So, I thought I’d try to paint a different picture for you.
Homework – better than you imagined!
You can do it. You are a bright child. If you set your mind to something, you always succeed. I’m not going to list all the remarkable things you have achieved. None of these school subjects are beyond your capability. You don’t need to take it from me alone. I have a pile of school reports that back me up. You can do it. Believe in yourself.
Time to practise. The whole point of homework is to give you a chance to practise a little bit more. Maybe the teachers are seeing how well you have understood. As your parent, it gives me a little insight into what you are doing at school, but the most important part is that you get more practise, or time, to investigate the subject in more detail.
using a tension holder
Time to find out more. Not everything can be covered in class. There just isn’t time. Not everyone is grabbed by the same interesting fact as you. How long would the lesson be if everyone’s interests were followed through?
Homework could give you a chance to explore the subject that little bit more. Don’t be put off by the limits set by the lesson. My hope for you is that sometimes a fact might spark a moment of curiosity. I’ve seen this happen for you already.
It may have been a throw away comment from your teacher. It may not be strictly within the remit of the homework, but the world is your oyster. If something is interesting, why shouldn’t you follow it up. You have access to the internet and we have a houseful of books.
Putting it off. It’s too easy to procrastinate about starting your homework. I admit, I am the same with some items on my To-Do list. We could tackle this one together. Let’s try to do it as soon as we get it. That evening. For you, the lesson will still be fresh in your mind. Homework tends to grow bigger and onerous, if left. Like some kind of cartoon monster. (So do To-Do lists)
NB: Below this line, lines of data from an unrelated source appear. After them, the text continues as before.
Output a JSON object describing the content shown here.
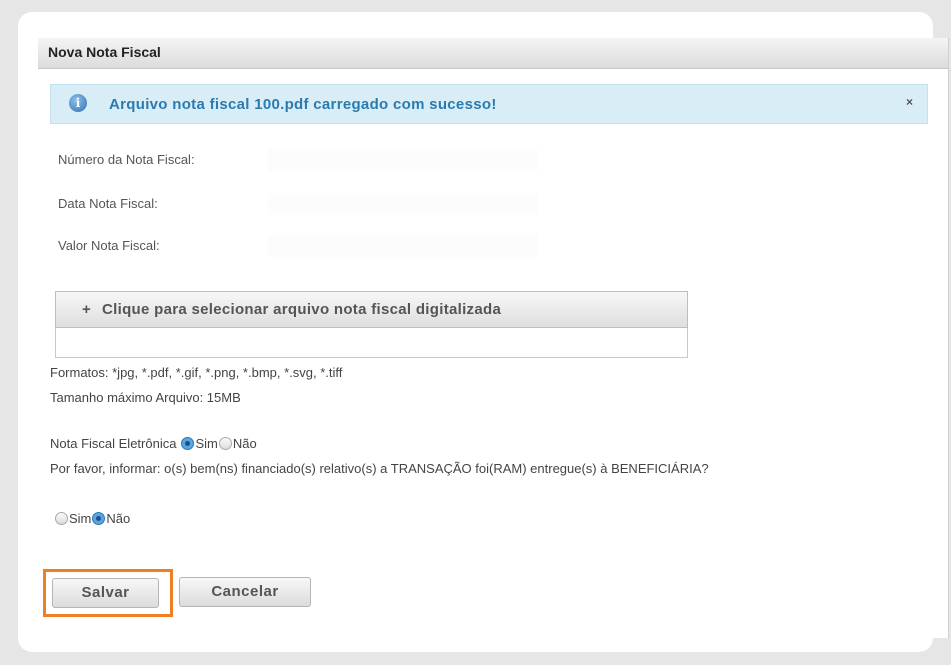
{
  "dialog": {
    "title": "Nova Nota Fiscal"
  },
  "alert": {
    "icon": "info-icon",
    "message": "Arquivo nota fiscal 100.pdf carregado com sucesso!",
    "close": "×"
  },
  "form": {
    "numero_label": "Número da Nota Fiscal:",
    "data_label": "Data Nota Fiscal:",
    "valor_label": "Valor Nota Fiscal:"
  },
  "upload": {
    "plus": "+",
    "label": "Clique para selecionar arquivo nota fiscal digitalizada",
    "formats": "Formatos: *jpg, *.pdf, *.gif, *.png, *.bmp, *.svg, *.tiff",
    "max_size": "Tamanho máximo Arquivo: 15MB"
  },
  "eletronica": {
    "label": "Nota Fiscal Eletrônica",
    "options": [
      "Sim",
      "Não"
    ],
    "selected": "Sim"
  },
  "entrega": {
    "question": "Por favor, informar: o(s) bem(ns) financiado(s) relativo(s) a TRANSAÇÃO foi(RAM) entregue(s) à BENEFICIÁRIA?",
    "options": [
      "Sim",
      "Não"
    ],
    "selected": "Não"
  },
  "buttons": {
    "save": "Salvar",
    "cancel": "Cancelar"
  },
  "colors": {
    "alert_bg": "#d9edf7",
    "alert_text": "#2a7bb0",
    "highlight": "#f07e22"
  }
}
If you do it straight away, it’s gone. No longer praying on your mind. That horrible nagging feeling. Gone. Leaving you lots of time to enjoy doing your own thing. If that’s not a carrot, then I don’t know what is.
As an added bonus, by doing it early, you give yourself enough time to do yourself justice. Rushing it just before bedtime, the night before its due in, is pushing your luck. Do yourself a favour. Give yourself time and do it when you’re not using match sticks to prop up your eyelids. It is much easier and you’ll get a higher mark. A chance of a house point.
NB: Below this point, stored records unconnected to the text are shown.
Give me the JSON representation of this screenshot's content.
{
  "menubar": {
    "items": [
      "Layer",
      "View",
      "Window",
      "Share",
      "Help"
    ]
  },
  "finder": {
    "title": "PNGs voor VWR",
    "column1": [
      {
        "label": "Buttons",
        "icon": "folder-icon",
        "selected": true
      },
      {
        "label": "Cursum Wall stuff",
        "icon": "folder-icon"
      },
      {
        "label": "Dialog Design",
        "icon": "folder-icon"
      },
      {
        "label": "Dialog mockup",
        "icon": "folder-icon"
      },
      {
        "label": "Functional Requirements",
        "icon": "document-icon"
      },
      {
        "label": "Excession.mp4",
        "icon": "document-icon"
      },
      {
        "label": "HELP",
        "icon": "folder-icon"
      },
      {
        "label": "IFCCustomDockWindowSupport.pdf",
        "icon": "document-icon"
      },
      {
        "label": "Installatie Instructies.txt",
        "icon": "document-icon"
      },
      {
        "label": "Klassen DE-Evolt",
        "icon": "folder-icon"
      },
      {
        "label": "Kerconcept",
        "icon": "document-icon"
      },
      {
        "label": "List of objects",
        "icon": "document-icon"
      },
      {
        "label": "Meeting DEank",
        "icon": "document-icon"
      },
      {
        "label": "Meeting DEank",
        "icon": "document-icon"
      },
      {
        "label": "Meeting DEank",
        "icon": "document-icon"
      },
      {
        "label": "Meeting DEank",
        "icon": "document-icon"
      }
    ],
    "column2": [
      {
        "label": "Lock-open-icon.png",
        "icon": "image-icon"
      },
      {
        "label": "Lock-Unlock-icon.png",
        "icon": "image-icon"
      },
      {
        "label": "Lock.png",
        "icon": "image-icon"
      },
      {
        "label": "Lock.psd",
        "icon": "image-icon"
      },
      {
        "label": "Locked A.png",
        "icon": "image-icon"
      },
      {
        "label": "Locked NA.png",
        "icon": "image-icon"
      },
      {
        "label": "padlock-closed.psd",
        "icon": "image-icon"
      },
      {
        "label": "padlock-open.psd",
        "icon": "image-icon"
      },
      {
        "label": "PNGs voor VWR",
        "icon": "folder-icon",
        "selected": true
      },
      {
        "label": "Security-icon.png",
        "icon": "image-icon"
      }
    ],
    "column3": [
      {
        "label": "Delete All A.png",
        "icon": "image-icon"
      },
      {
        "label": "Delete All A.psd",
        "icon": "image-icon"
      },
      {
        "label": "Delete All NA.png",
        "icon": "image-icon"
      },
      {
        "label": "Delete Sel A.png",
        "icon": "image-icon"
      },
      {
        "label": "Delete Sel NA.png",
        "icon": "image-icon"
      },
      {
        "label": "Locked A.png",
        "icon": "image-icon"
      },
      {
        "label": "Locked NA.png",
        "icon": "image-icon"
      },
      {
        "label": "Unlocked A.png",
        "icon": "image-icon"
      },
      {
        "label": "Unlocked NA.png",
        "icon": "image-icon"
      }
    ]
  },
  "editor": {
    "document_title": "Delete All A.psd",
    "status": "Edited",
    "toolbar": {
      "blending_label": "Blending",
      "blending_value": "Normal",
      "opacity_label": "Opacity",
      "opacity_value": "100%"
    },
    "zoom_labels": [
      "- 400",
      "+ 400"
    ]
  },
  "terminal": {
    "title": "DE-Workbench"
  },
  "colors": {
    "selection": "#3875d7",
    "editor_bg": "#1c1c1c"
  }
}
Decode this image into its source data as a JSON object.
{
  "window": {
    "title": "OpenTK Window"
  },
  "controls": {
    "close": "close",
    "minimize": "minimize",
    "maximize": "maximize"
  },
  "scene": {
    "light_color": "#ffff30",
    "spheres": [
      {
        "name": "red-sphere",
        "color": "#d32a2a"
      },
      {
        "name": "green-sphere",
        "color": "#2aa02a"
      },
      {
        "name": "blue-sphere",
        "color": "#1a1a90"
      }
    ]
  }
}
Make it into a habit. Like most things if you get into a habit of doing it as a routine, then homework too will become easier. It’s like magic. No longer will it feel like its biting into your time at home. (Picture biting cartoon monster from before) It will become part of your home life. Like giving yourself time to brush your teeth or feed the dogs. Just another thing that you do. Choose a set time, a set place and do it.
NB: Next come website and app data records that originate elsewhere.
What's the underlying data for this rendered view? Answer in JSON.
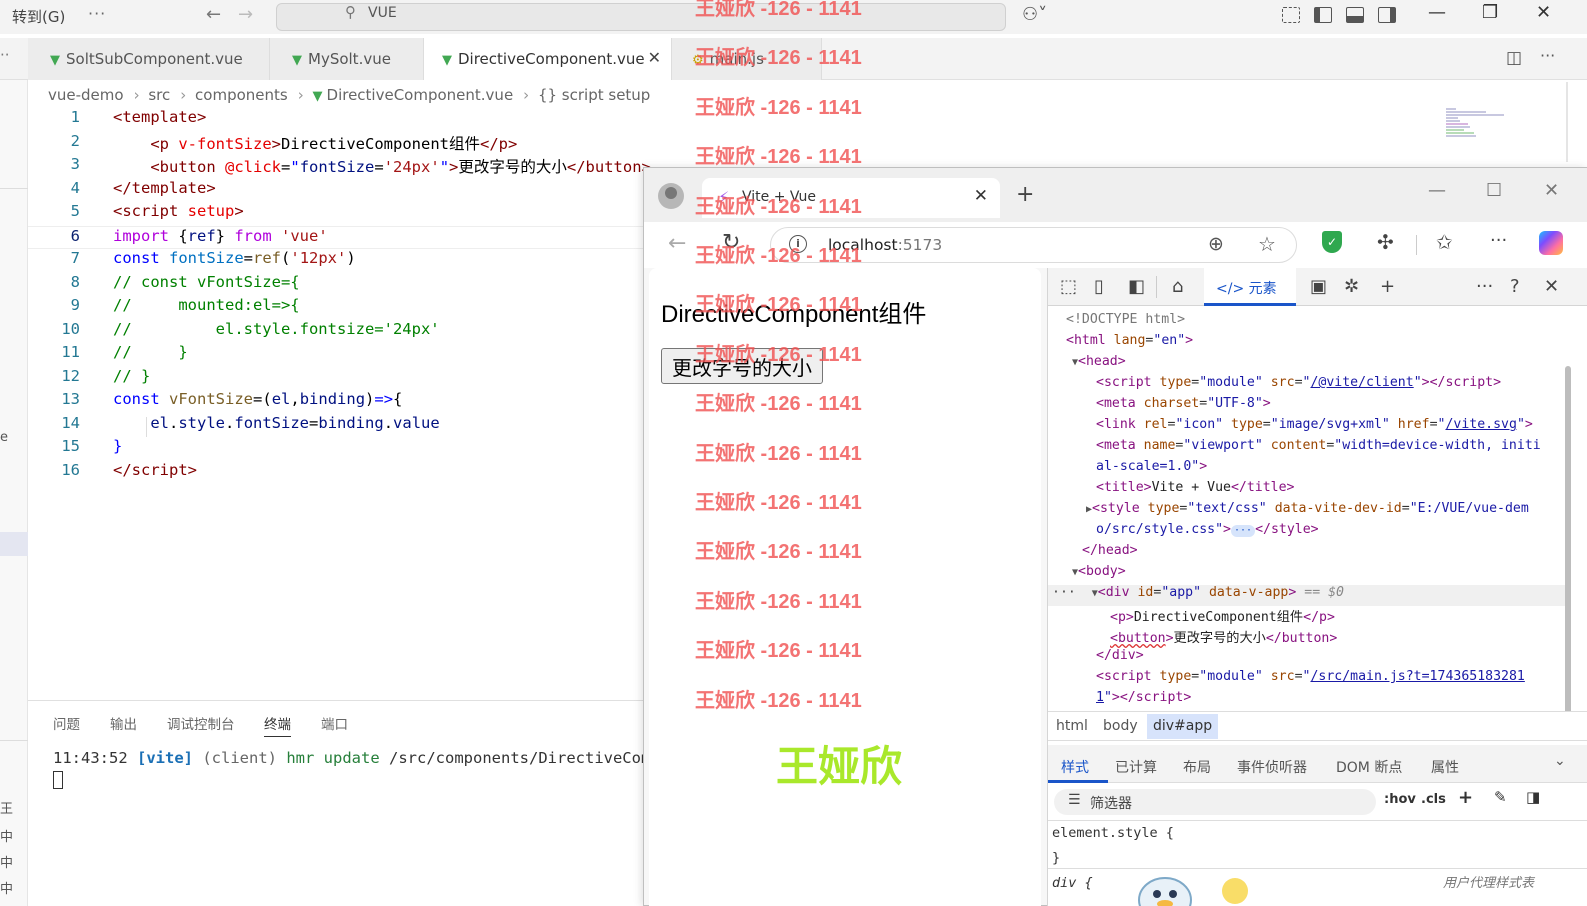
{
  "vscode": {
    "goto_label": "转到(G)",
    "more": "···",
    "search_text": "VUE",
    "tabs": [
      {
        "label": "SoltSubComponent.vue"
      },
      {
        "label": "MySolt.vue"
      },
      {
        "label": "DirectiveComponent.vue"
      },
      {
        "label": "main.js"
      }
    ],
    "tab_close": "✕",
    "breadcrumb": [
      "vue-demo",
      "src",
      "components",
      "DirectiveComponent.vue",
      "{} script setup"
    ],
    "activity_side_text": [
      "e",
      "王",
      "中",
      "中",
      "中"
    ],
    "line_numbers": [
      "1",
      "2",
      "3",
      "4",
      "5",
      "6",
      "7",
      "8",
      "9",
      "10",
      "11",
      "12",
      "13",
      "14",
      "15",
      "16"
    ],
    "panel_tabs": [
      "问题",
      "输出",
      "调试控制台",
      "终端",
      "端口"
    ],
    "terminal": {
      "time": "11:43:52",
      "tag": "[vite]",
      "client": "(client)",
      "hmr": "hmr update",
      "path": "/src/components/DirectiveCompon"
    }
  },
  "browser": {
    "tab_title": "Vite + Vue",
    "url_host": "localhost",
    "url_port": ":5173",
    "page": {
      "heading": "DirectiveComponent组件",
      "button": "更改字号的大小"
    }
  },
  "devtools": {
    "elements_tab": "元素",
    "doctype": "<!DOCTYPE html>",
    "crumbs": [
      "html",
      "body",
      "div#app"
    ],
    "subtabs": [
      "样式",
      "已计算",
      "布局",
      "事件侦听器",
      "DOM 断点",
      "属性"
    ],
    "filter_placeholder": "筛选器",
    "hov": ":hov",
    "cls": ".cls",
    "element_style_open": "element.style {",
    "element_style_close": "}",
    "div_rule": "div {",
    "ua_note": "用户代理样式表",
    "dom_selected_marker": "== $0",
    "p_text": "DirectiveComponent组件",
    "button_text": "更改字号的大小"
  },
  "watermark": {
    "text": "王娅欣 -126 - 1141",
    "big_text": "王娅欣",
    "count": 15
  },
  "colors": {
    "accent": "#1a55c9",
    "vue_green": "#42a853",
    "watermark_red": "#f05050",
    "watermark_green": "#a0e614"
  }
}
Reward. If nothing else works for you then try my fallback method. Tell yourself that after you’ve finished, you will have a treat. It could be anything. Finish reading your book, play with the dogs or promise yourself a slice of cake (although you might want to warn me about that last one, so I can put it aside for you). Once the work is done, then treat yourself. If it’s a long piece of homework, then split it into stages and a small treat once each stage is complete. (How do you think I get through the day?)
So hopefully, you can see the picture that I’ve tried to paint you. It doesn’t have to be a chore. Try following my advice for a month and see the difference.
Your loving mother
To find out more about the Dear Daughter project and the list of letters, click here.
Joining in with Pink Oddy’s Motivational Monday.